Our volume tests measure both the maximum loudness a speaker is able to produce and how smoothly volume increases and decreases based on user input.
Google’s Nest Audio fares extremely well in the volume area, thanks to an impressive maximum volume considering its size, and natural volume steps from minimum to maximum volume.
The speaker’s embedded Ambient IQ algorithm works with vocal content such as online podcasts, news reporting, and even audiobooks. It automatically adapts the playback’s frequency response and volume to the background noise to keep content intelligible. However, Ambient IQ doesn’t seem to work when playing back local files from a smartphone.
Here are a few sound pressure levels (SPL) measured when playing our sample recordings of hip-hop and classical music at maximum volume:
|Correlated Pink Noise
|Uncorrelated Pink Noise
|Google Nest Audio
|Amazon Echo Studio
|Xiaomi Mi Smart Speaker Battery Edition
Google Nest Audio
Our artifacts tests measure how much source audio is distorted when played back, along with such other sound artifacts as noise, pumping effects, and clipping. Distortion and other artifacts can occur both because of sound processing and because of the quality of the speakers.
Sound played back through Google’s Nest Audio exhibits very few artifacts overall, despite its particularly loud maximum volume. Temporal artifacts (dynamic compression) are imperceptible in every music genre and across all use cases, from listening to quiet podcasts before sleeping all the way to partying with loud music.
As for spectral artifacts, slight bass distortion is noticeable at loud volumes (for example, in our party use case), and audio clicks can occasionally be triggered by strong transients (such as snares). Our testers observed no other user artifacts.
Since both Bluetooth and Google Cast latencies are quite significant, note that the Google Nest Audio is not the ideal speaker to watch videos with, unless you can manually adjust the time delay.
Considering its category, the Google Nest Audio delivers a highly honorable performance, with impressive maximum volume, very few artifacts, precise treble and clear midrange, and an interesting ability (in the form of Ambient IQ) to adapt its volume to the background noise. Further, its tonal balance and volume consistency makes it a good choice for relaxing at home and for listening to music or podcasts before going to sleep. However, bass is significantly lacking; sound is unevenly distributed around the speaker; and a noticeable latency is induced by both wireless connections, making it unsuitable for watching videos, unless manually adjusting the time delay is an option.

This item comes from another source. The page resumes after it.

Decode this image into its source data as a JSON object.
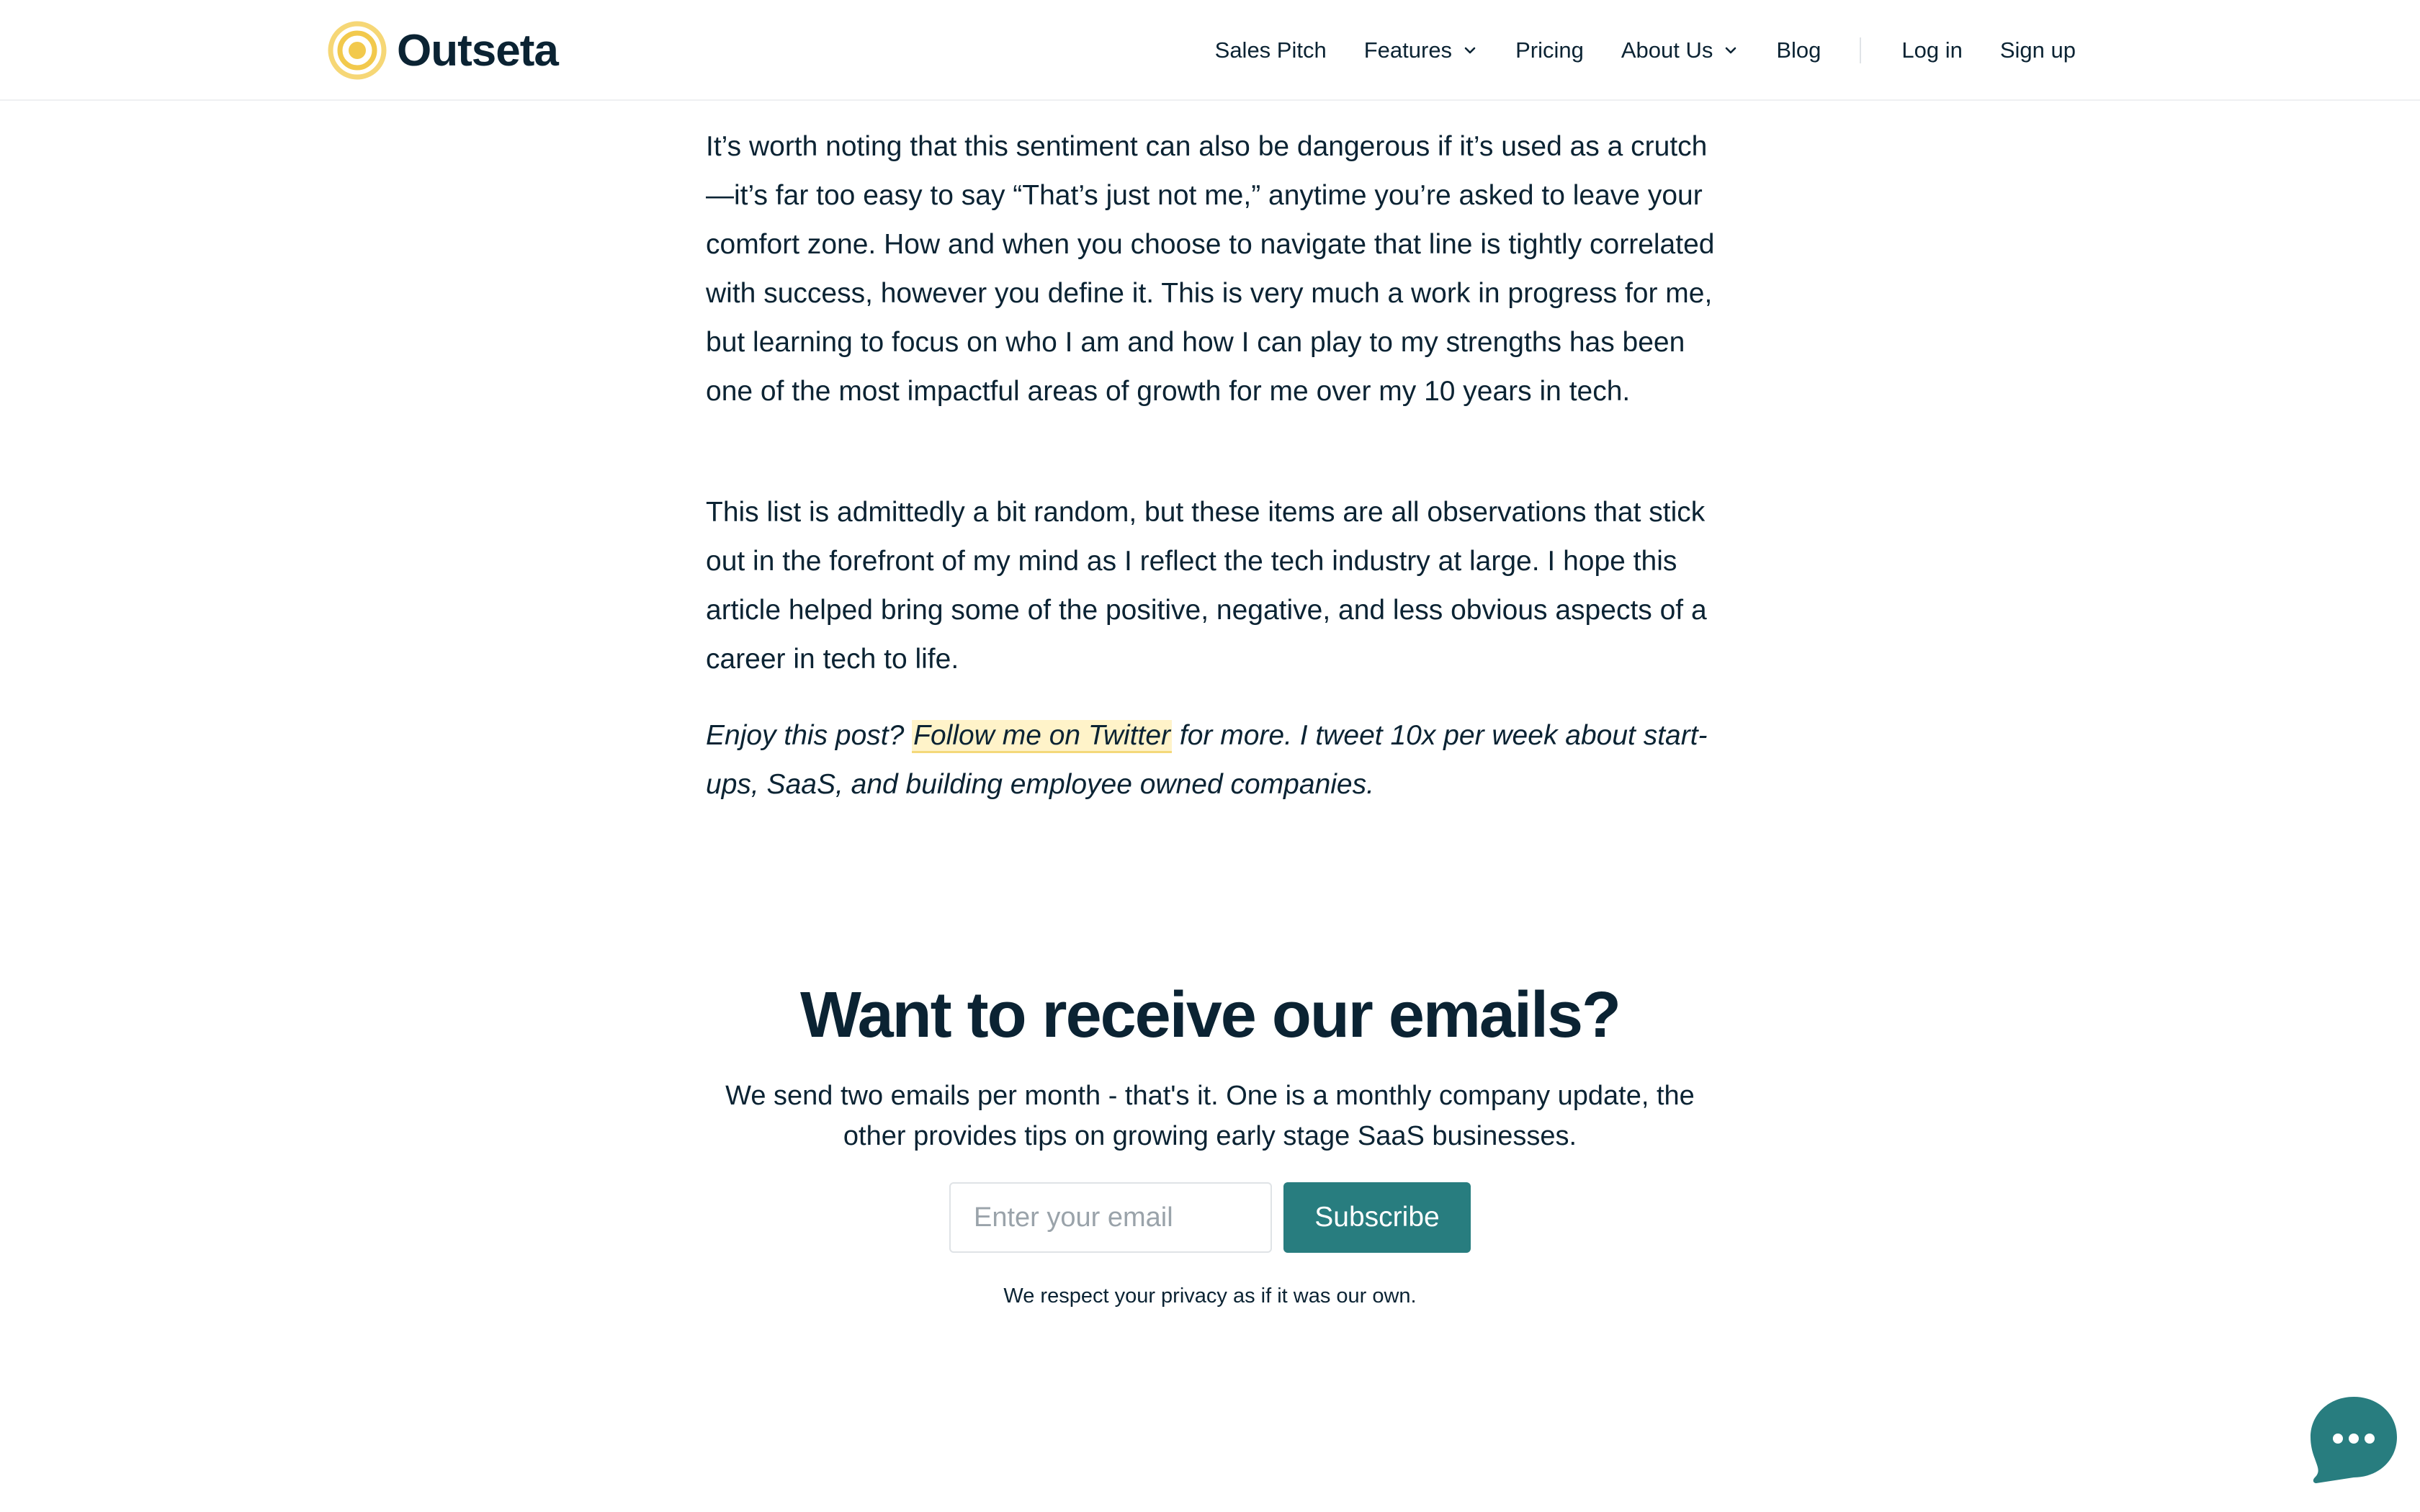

- Good overall performance
- Tonal balance is fairly consistent in most use cases, with precise treble and clear midrange.
- Attack is sharp, especially at nominal and even at quiet volumes.
- Distance rendering is realistic on high-pitched voices.
- Impressive maximum volume for the speaker’s size
- Great volume consistency, with smooth volume increases
- Ambient IQ is an interesting feature for online voice content.
- Very few artifacts overall
- Significant lack of bass across all use cases
- Midrange rendering is affected by a lack of low-mids.
- Slight lack of high-end extension on high-pitched instruments (such as cymbals)
- Lack of punch, especially at loud volumes
- Bass precision is impaired by a lack of bass and occasional resonances.
- Sound is unevenly distributed around the speaker and its wideness is nil, since the speaker is mono and front-firing.
- Distance rendering is not accurate on low-pitched voices.
- Ambient IQ doesn’t work with locally stored files.
- Audio/Video latency is significant via Bluetooth and Google Cast.